You can ruin your fine wine investment if you don't store your bottles properly, either by the wine aging too early or losing its flavor. If you choose to store your wine, make sure you have (or create) a climate-controlled storage area.
Many people turn their basements into wine cellars or purchase a wine cooling unit. It's essential to consistently keep the temperature around 55°F and the humidity at 60%. Also, you must shield your bottles from vibration and light, and you may need to pay for additional insurance and maintenance.
Another option is to store your wine in a reputable storage facility. Many auction houses and exchanges provide cellars, not to mention some companies specialize in dedicated wine storage. Though you will pay for services and insurance, you will rest assured that your wine is stored securely and in optimal conditions for the long haul.
Essential Investment Tips
Finally, certain strategies and habits can set you up for long-term success in fine wine investments. For instance, understand the market risks of fine wines. While they are generally less volatile than most other alternative investments, there's a chance your wines could be damaged or mishandled in transit or storage.
Also, it can be challenging to determine the ideal time for selling a specific wine, and all wines reach a point where they start losing value.
Another thing to keep in mind is that you could be subject to high taxes and shipping costs, depending on the origin of your wine. Speaking of origin, you will also want to trace the provenance of any fine wine you consider purchasing. And if you don't have the time (or energy) to research and select wines, manage your inventory, or confirm authenticity, you can use a platform like Vint that handles all of this work for you
High returns, low volatility, and increasing global wine consumption are all excellent reasons to get into fine wine investing. However, to set yourself up for success, you must either know how to determine which wines can bring a solid return or use a wine investment platform.

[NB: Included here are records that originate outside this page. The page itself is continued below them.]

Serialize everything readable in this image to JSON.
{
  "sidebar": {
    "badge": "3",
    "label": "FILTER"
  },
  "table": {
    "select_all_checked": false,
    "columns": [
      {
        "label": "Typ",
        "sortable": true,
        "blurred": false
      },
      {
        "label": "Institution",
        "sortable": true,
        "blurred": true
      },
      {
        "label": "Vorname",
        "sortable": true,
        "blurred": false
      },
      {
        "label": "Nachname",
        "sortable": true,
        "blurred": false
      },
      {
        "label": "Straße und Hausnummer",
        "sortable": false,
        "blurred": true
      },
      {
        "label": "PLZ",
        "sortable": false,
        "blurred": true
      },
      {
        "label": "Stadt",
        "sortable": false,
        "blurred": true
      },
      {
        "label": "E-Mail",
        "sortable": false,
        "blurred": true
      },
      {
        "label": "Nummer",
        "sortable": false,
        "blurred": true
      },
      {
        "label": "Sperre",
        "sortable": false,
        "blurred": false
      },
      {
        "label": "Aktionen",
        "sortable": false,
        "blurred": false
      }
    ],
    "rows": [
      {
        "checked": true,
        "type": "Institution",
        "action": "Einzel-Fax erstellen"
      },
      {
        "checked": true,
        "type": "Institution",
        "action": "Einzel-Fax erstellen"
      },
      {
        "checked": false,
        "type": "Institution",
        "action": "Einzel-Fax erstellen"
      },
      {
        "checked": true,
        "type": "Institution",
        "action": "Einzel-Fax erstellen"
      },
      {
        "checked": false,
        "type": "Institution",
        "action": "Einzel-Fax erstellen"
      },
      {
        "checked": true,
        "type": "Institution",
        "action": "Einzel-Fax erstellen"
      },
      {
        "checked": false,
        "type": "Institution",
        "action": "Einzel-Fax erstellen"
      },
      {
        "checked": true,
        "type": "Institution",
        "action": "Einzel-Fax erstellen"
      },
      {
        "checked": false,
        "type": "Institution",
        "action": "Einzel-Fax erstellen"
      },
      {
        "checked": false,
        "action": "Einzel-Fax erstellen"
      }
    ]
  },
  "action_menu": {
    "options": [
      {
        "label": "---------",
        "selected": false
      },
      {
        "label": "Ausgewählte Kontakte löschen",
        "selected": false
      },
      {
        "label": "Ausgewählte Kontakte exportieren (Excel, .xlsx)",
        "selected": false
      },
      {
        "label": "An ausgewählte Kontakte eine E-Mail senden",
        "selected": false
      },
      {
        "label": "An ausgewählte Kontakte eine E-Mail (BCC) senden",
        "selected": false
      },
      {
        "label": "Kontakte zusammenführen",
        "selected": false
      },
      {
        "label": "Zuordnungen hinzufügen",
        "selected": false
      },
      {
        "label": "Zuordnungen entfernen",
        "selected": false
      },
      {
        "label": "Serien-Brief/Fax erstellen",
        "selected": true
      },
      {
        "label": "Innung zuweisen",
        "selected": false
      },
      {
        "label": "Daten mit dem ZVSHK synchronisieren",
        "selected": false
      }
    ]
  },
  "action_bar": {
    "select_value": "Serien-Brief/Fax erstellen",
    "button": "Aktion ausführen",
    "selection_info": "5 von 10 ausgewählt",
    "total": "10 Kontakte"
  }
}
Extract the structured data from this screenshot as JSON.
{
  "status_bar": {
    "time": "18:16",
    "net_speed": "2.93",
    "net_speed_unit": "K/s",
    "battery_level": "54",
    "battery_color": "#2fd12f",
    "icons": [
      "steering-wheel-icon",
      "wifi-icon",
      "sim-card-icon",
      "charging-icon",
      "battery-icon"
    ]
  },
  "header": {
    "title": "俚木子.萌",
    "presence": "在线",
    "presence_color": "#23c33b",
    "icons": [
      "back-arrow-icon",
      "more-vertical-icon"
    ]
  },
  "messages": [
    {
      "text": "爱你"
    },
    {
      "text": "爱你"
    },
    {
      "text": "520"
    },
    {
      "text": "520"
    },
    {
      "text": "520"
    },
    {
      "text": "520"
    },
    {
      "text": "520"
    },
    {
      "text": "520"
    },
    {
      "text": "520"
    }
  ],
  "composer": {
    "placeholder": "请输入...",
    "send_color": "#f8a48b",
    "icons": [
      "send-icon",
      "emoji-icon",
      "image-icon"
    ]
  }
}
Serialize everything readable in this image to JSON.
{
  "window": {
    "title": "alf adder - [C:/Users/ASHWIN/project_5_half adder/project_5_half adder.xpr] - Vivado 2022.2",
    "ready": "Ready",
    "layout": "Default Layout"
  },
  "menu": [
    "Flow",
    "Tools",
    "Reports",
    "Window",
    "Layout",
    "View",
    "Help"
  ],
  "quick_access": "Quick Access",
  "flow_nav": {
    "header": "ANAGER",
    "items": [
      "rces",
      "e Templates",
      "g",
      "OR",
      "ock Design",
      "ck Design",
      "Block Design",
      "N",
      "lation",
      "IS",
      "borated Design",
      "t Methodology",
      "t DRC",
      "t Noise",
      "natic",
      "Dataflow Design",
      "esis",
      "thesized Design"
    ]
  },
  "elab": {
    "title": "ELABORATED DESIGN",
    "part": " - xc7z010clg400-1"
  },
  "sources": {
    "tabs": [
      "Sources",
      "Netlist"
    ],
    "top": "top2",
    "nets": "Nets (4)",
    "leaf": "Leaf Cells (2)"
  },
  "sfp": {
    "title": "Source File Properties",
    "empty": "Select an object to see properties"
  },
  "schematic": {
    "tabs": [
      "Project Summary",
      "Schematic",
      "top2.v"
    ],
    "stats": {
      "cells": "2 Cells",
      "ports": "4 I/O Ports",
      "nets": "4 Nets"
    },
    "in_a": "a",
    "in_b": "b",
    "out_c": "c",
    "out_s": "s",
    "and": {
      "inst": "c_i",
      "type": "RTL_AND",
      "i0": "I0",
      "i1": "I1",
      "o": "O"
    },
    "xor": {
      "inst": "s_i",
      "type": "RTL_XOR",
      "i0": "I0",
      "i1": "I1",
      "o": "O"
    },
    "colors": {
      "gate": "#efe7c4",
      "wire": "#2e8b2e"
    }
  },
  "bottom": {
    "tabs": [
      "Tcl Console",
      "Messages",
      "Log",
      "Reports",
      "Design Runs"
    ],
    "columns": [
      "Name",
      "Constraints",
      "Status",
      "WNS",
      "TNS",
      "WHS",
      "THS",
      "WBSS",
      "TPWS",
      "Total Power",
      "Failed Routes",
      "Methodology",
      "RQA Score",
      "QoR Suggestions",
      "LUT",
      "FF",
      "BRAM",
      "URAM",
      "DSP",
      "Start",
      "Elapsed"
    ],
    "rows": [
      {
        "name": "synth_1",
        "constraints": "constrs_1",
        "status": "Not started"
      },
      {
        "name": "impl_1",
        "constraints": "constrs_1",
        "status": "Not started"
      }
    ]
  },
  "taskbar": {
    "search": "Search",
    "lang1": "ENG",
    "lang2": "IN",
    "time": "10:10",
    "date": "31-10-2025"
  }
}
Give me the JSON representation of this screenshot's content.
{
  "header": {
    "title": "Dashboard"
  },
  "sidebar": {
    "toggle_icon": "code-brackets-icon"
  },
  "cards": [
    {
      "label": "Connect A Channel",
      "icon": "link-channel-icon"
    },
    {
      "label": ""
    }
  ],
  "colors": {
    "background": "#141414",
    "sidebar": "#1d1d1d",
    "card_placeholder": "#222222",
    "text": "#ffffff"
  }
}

If you can conduct thorough research and store your bottles properly, then investing in wine could be the ideal method of diversifying your portfolio. Keep learning about wine bottles, stock, and futures to determine the most promising path for your lifestyle, budget, and goals. Before you know it, you'll have tangible assets growing your wealth.
Get started with Vint today to get in on the future of wine investing.